Recorded between November 2017 and August 2018, Panorama is in many ways a continuation on a theme. It's a highly ambitious and deeply affecting body of work that filters narrative storytelling through a personal lens, like a set of Joan Didion essays set to music. It's heavier and weirder than previous efforts, taking the intensity of Wildlife and the patience of Rooms of the House and using them as pillars upon which to build something new. And, in doing so, they have broken through their own ceiling and set a new one.
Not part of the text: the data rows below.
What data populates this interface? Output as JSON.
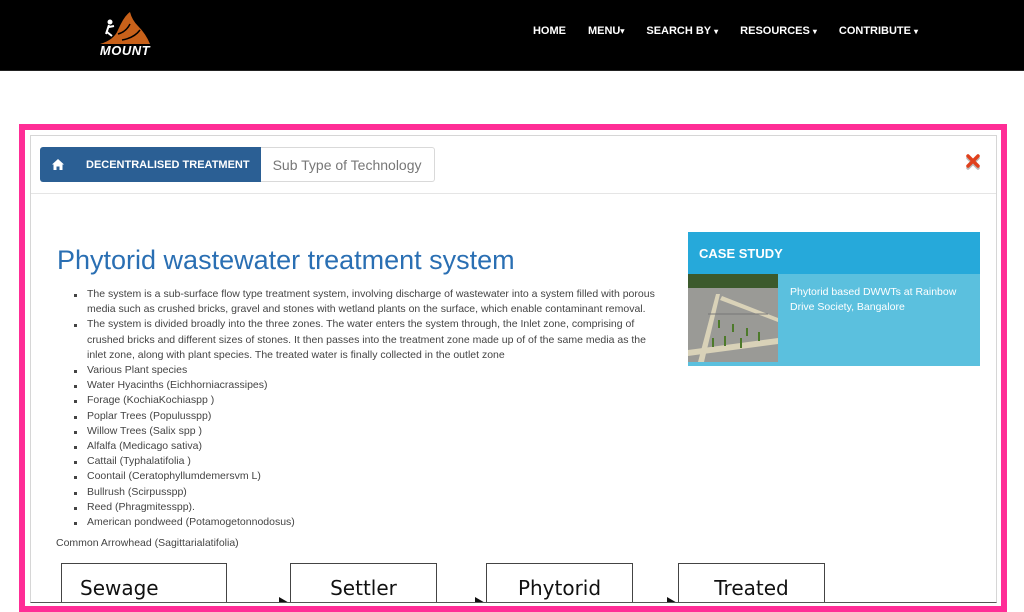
{
  "header": {
    "logo_text": "MOUNT",
    "nav": [
      {
        "label": "HOME",
        "has_caret": false
      },
      {
        "label": "MENU",
        "has_caret": true
      },
      {
        "label": "SEARCH BY",
        "has_caret": true
      },
      {
        "label": "RESOURCES",
        "has_caret": true
      },
      {
        "label": "CONTRIBUTE",
        "has_caret": true
      }
    ],
    "caret_glyph": "▾"
  },
  "breadcrumb": {
    "home_icon": "home-icon",
    "active": "DECENTRALISED TREATMENT",
    "sub": "Sub Type of Technology"
  },
  "close_icon": "close-icon",
  "accent_colors": {
    "frame": "#ff2d96",
    "breadcrumb": "#2b5f94",
    "title": "#2a6fb3",
    "case_head": "#26a9da",
    "case_body": "#5bc0de",
    "close": "#e0401c"
  },
  "article": {
    "title": "Phytorid wastewater treatment system",
    "bullets": [
      "The system is a sub-surface flow type treatment system, involving discharge of wastewater into a system filled with porous media such as crushed bricks, gravel and stones with wetland plants on the surface, which enable contaminant removal.",
      "The system is divided broadly into the three zones. The water enters the system through, the Inlet zone, comprising of crushed bricks and different sizes of stones. It then passes into the treatment zone made up of of the same media as the inlet zone, along with plant species. The treated water is finally collected in the outlet zone",
      "Various Plant species",
      "Water Hyacinths (Eichhorniacrassipes)",
      "Forage (KochiaKochiaspp )",
      "Poplar Trees (Populusspp)",
      "Willow Trees (Salix spp )",
      "Alfalfa (Medicago sativa)",
      "Cattail (Typhalatifolia )",
      "Coontail (Ceratophyllumdemersvm L)",
      "Bullrush (Scirpusspp)",
      "Reed (Phragmitesspp).",
      "American pondweed (Potamogetonnodosus)"
    ],
    "trailing_text": "Common Arrowhead (Sagittarialatifolia)"
  },
  "case_study": {
    "heading": "CASE STUDY",
    "link_text": "Phytorid based DWWTs at Rainbow Drive Society, Bangalore",
    "image_alt": "phytorid-bed-photo"
  },
  "flow_diagram": {
    "steps": [
      "Sewage",
      "Settler",
      "Phytorid",
      "Treated"
    ]
  }
}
Panorama has not been without its challenges, both creatively and practically. Only three members were living in Michigan when they started writing, with drummer Bradley Vander Lugt now living in Australia. Out of necessity, the incubation period for ideas began with back and forth over the internet, but the bulk of the writing had to be done together in their hometown of Grand Rapids. So, finding a time when Brad could make the trip with his family, they blocked three months off to write and rented a studio space to work 9-5 through the week. For over two months, they worked in separate rooms on individual tracks based on a rough concept and outline that Jordan had put together. They had around seven tracks finished when they came to the decision that no one was happy with them. With only the weeks before Brad was due to fly back to Australia left to work with, they scrapped everything and started all over again.
"In general, I think working apart when we were all there together was a waste, but I think we had it in our heads that there was a direction we should be going. That we needed to pick up where the last record left off and push further in the direction of quieter, more structured songs, but that never felt right," Jordan says in retrospect. "Feels a bit silly to say, but when we started over we all more or less just went by instinct. What happened felt right, and that's really where the record started."